|Redinbaugh, Margaret - Peg|
Submitted to: Plant Breeding
Publication Type: Peer Reviewed Journal
Publication Acceptance Date: 2/23/2006
Publication Date: 8/1/2006
Citation: Lubberstedt, T., Ingvardsen, C., Melchinger, A.E., Xing, Y., Salomon, R., Redinbaugh, M.G. 2006. Two Chromosome Segments Confer Multiple Potyvirus Resistance in Maize. Plant Breeding. 125(4):352-356 Interpretive Summary: Maize diseases incited by a group of related viruses called potyviruses are some of the most destuctive viruses in the crop world-wide. In this study, we showed that two defined segments of the maize genome from a European inbred line are sufficient to give resistance to six different potyviruses. This means that breeders could use marker assisted to develop inbred maize lines with a high degree of resistance to these damaging diseases. IMPACT STATEMENT: We demonstrated that specific maize genome segments from a European maize inbred are associated with a high degree of resistance to six different potyviruses that cause disease problems in maize world-wide. Since specific molecular markers have been associated with these genomic segments, corn breeders can use marker-assisted selection to develop potyvirus-resistant, agronomically desirable hybrid corn. Because the markers associated with multiple virus resistance, scientists will use the information to develop new knowledge about the evolution of disease resistance in maize and to identify strategies for breeding maize with resistance to other virus diseases.
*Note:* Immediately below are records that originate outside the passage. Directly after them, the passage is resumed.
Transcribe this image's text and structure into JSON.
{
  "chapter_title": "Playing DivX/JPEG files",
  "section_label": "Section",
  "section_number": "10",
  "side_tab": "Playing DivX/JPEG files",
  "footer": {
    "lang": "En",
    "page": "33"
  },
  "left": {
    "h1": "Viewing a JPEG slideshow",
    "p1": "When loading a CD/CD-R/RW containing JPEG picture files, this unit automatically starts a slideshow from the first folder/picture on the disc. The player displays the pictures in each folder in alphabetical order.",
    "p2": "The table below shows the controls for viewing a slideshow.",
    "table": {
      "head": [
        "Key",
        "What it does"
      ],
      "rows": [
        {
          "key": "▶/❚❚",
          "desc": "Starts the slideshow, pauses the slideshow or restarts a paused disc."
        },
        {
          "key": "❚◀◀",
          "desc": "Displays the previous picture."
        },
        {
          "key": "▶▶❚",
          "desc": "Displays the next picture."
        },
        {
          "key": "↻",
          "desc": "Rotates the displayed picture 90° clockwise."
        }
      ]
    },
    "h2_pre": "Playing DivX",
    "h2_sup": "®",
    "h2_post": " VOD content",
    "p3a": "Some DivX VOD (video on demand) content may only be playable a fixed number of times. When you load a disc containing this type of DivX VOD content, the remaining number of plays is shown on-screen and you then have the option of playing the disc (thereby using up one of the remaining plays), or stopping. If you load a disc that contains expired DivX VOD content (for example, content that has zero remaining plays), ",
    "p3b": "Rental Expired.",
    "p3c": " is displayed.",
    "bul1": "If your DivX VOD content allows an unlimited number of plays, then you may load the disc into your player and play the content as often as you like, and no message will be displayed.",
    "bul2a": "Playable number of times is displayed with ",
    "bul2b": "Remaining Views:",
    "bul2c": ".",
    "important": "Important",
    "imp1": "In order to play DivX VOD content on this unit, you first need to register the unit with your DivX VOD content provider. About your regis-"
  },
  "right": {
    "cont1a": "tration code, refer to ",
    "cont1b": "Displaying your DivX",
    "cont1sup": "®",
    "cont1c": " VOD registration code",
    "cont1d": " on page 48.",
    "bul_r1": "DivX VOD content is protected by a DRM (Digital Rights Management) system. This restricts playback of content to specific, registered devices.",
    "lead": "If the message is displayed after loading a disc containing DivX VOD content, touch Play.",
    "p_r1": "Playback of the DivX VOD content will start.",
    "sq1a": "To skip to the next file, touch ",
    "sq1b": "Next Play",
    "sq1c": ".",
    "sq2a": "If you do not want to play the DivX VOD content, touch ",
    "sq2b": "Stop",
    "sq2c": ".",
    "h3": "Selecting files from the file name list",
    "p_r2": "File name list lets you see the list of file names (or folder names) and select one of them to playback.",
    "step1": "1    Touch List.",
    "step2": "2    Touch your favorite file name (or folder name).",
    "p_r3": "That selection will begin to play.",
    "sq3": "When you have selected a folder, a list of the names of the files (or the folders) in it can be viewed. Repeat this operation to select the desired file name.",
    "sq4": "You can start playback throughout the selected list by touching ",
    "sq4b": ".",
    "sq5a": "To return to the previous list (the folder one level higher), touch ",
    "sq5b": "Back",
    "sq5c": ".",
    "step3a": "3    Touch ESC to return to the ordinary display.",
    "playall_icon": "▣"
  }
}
Technical Abstract: Introgression of both the Scmv1 and the Scmv2 regions from the resistant donor line FAP1360A was sufficient for complete sugarcane mosaic virus resistance of the otherwise susceptible inbred F7, as expected from preceding mapping studies). In addition, the converted inbred F7 confered resistance to multiple potyviruses, including maize dwarf mosaic virus, johnsongrass mosaic virus, wheat streak mosaic virus, sorghum mosaic virus and zea mosaic virus. It could not be determined whether these genomic regions also conferred resistance to high plains virus, because the F7 inbred showed significant resistance to the virus. These data indicate that multiple potyvirus resistance can be achieved using marker-assisted selection for both genome regions and provide a promising option to convert susceptible maize inbreds to lines with multiple potyvirus resistance.